### Supplied material
· · · · ·

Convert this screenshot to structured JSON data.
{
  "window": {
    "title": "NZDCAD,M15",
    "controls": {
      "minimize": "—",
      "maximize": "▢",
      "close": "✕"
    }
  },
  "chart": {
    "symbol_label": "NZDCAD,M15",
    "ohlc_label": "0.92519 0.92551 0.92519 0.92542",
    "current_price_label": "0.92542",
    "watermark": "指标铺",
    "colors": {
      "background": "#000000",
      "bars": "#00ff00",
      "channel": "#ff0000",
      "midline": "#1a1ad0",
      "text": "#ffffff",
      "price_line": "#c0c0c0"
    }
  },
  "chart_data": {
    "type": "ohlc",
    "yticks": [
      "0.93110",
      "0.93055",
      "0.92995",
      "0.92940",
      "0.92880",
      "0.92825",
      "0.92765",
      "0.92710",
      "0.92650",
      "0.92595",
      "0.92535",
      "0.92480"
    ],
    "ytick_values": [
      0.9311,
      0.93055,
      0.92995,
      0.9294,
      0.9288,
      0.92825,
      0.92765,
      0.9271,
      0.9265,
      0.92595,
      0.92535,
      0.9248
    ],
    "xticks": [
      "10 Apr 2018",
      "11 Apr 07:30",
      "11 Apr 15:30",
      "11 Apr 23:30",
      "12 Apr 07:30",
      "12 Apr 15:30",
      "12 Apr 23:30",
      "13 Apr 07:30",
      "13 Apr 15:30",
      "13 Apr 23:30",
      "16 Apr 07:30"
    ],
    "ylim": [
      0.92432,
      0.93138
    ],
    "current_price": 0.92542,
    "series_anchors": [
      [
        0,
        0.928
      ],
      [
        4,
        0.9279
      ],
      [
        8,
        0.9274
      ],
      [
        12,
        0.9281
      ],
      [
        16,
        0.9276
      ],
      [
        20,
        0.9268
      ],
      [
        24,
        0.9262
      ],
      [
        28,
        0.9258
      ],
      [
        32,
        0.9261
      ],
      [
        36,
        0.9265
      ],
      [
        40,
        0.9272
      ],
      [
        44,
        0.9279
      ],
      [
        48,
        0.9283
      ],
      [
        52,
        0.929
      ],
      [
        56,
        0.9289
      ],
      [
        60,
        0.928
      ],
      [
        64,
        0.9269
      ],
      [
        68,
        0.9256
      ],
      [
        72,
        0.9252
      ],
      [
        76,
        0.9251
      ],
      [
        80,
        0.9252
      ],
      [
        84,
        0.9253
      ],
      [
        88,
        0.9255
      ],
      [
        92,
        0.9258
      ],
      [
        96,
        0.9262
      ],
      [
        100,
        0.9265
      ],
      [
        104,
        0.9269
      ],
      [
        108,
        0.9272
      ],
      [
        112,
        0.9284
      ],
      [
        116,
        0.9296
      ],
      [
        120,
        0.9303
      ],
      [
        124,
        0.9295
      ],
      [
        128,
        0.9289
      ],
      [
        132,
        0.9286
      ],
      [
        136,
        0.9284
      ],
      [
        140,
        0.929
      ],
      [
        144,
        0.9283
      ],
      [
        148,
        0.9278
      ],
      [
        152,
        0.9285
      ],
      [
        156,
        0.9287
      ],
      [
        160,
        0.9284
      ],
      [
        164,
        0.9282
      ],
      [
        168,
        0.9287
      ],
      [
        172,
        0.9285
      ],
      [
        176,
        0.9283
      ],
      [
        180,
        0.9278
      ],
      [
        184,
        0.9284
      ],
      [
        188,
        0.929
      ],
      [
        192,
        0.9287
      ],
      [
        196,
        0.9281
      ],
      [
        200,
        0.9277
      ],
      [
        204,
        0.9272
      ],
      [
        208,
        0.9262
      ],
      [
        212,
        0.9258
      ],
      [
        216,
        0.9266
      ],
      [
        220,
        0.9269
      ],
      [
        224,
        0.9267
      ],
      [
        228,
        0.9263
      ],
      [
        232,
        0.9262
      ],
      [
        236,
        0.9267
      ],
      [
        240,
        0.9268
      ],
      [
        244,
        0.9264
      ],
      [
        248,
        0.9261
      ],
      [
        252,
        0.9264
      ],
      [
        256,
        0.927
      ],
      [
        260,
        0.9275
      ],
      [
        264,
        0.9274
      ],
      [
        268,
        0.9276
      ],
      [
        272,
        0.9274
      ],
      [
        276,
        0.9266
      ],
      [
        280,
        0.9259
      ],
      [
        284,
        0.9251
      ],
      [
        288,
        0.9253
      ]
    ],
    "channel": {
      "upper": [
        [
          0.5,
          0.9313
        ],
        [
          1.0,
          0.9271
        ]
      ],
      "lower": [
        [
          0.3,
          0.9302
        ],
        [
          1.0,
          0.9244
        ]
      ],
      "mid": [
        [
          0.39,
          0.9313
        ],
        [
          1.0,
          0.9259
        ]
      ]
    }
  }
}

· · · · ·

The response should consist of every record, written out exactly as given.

Convert this screenshot to structured JSON data.
{
  "window": {
    "title": "NZDCAD,M15",
    "controls": {
      "minimize": "—",
      "maximize": "▢",
      "close": "✕"
    }
  },
  "chart": {
    "symbol_label": "NZDCAD,M15",
    "ohlc_label": "0.92519 0.92551 0.92519 0.92542",
    "current_price_label": "0.92542",
    "watermark": "指标铺",
    "colors": {
      "background": "#000000",
      "bars": "#00ff00",
      "channel": "#ff0000",
      "midline": "#1a1ad0",
      "text": "#ffffff",
      "price_line": "#c0c0c0"
    }
  },
  "chart_data": {
    "type": "ohlc",
    "yticks": [
      "0.93110",
      "0.93055",
      "0.92995",
      "0.92940",
      "0.92880",
      "0.92825",
      "0.92765",
      "0.92710",
      "0.92650",
      "0.92595",
      "0.92535",
      "0.92480"
    ],
    "ytick_values": [
      0.9311,
      0.93055,
      0.92995,
      0.9294,
      0.9288,
      0.92825,
      0.92765,
      0.9271,
      0.9265,
      0.92595,
      0.92535,
      0.9248
    ],
    "xticks": [
      "10 Apr 2018",
      "11 Apr 07:30",
      "11 Apr 15:30",
      "11 Apr 23:30",
      "12 Apr 07:30",
      "12 Apr 15:30",
      "12 Apr 23:30",
      "13 Apr 07:30",
      "13 Apr 15:30",
      "13 Apr 23:30",
      "16 Apr 07:30"
    ],
    "ylim": [
      0.92432,
      0.93138
    ],
    "current_price": 0.92542,
    "series_anchors": [
      [
        0,
        0.928
      ],
      [
        4,
        0.9279
      ],
      [
        8,
        0.9274
      ],
      [
        12,
        0.9281
      ],
      [
        16,
        0.9276
      ],
      [
        20,
        0.9268
      ],
      [
        24,
        0.9262
      ],
      [
        28,
        0.9258
      ],
      [
        32,
        0.9261
      ],
      [
        36,
        0.9265
      ],
      [
        40,
        0.9272
      ],
      [
        44,
        0.9279
      ],
      [
        48,
        0.9283
      ],
      [
        52,
        0.929
      ],
      [
        56,
        0.9289
      ],
      [
        60,
        0.928
      ],
      [
        64,
        0.9269
      ],
      [
        68,
        0.9256
      ],
      [
        72,
        0.9252
      ],
      [
        76,
        0.9251
      ],
      [
        80,
        0.9252
      ],
      [
        84,
        0.9253
      ],
      [
        88,
        0.9255
      ],
      [
        92,
        0.9258
      ],
      [
        96,
        0.9262
      ],
      [
        100,
        0.9265
      ],
      [
        104,
        0.9269
      ],
      [
        108,
        0.9272
      ],
      [
        112,
        0.9284
      ],
      [
        116,
        0.9296
      ],
      [
        120,
        0.9303
      ],
      [
        124,
        0.9295
      ],
      [
        128,
        0.9289
      ],
      [
        132,
        0.9286
      ],
      [
        136,
        0.9284
      ],
      [
        140,
        0.929
      ],
      [
        144,
        0.9283
      ],
      [
        148,
        0.9278
      ],
      [
        152,
        0.9285
      ],
      [
        156,
        0.9287
      ],
      [
        160,
        0.9284
      ],
      [
        164,
        0.9282
      ],
      [
        168,
        0.9287
      ],
      [
        172,
        0.9285
      ],
      [
        176,
        0.9283
      ],
      [
        180,
        0.9278
      ],
      [
        184,
        0.9284
      ],
      [
        188,
        0.929
      ],
      [
        192,
        0.9287
      ],
      [
        196,
        0.9281
      ],
      [
        200,
        0.9277
      ],
      [
        204,
        0.9272
      ],
      [
        208,
        0.9262
      ],
      [
        212,
        0.9258
      ],
      [
        216,
        0.9266
      ],
      [
        220,
        0.9269
      ],
      [
        224,
        0.9267
      ],
      [
        228,
        0.9263
      ],
      [
        232,
        0.9262
      ],
      [
        236,
        0.9267
      ],
      [
        240,
        0.9268
      ],
      [
        244,
        0.9264
      ],
      [
        248,
        0.9261
      ],
      [
        252,
        0.9264
      ],
      [
        256,
        0.927
      ],
      [
        260,
        0.9275
      ],
      [
        264,
        0.9274
      ],
      [
        268,
        0.9276
      ],
      [
        272,
        0.9274
      ],
      [
        276,
        0.9266
      ],
      [
        280,
        0.9259
      ],
      [
        284,
        0.9251
      ],
      [
        288,
        0.9253
      ]
    ],
    "channel": {
      "upper": [
        [
          0.5,
          0.9313
        ],
        [
          1.0,
          0.9271
        ]
      ],
      "lower": [
        [
          0.3,
          0.9302
        ],
        [
          1.0,
          0.9244
        ]
      ],
      "mid": [
        [
          0.39,
          0.9313
        ],
        [
          1.0,
          0.9259
        ]
      ]
    }
  }
}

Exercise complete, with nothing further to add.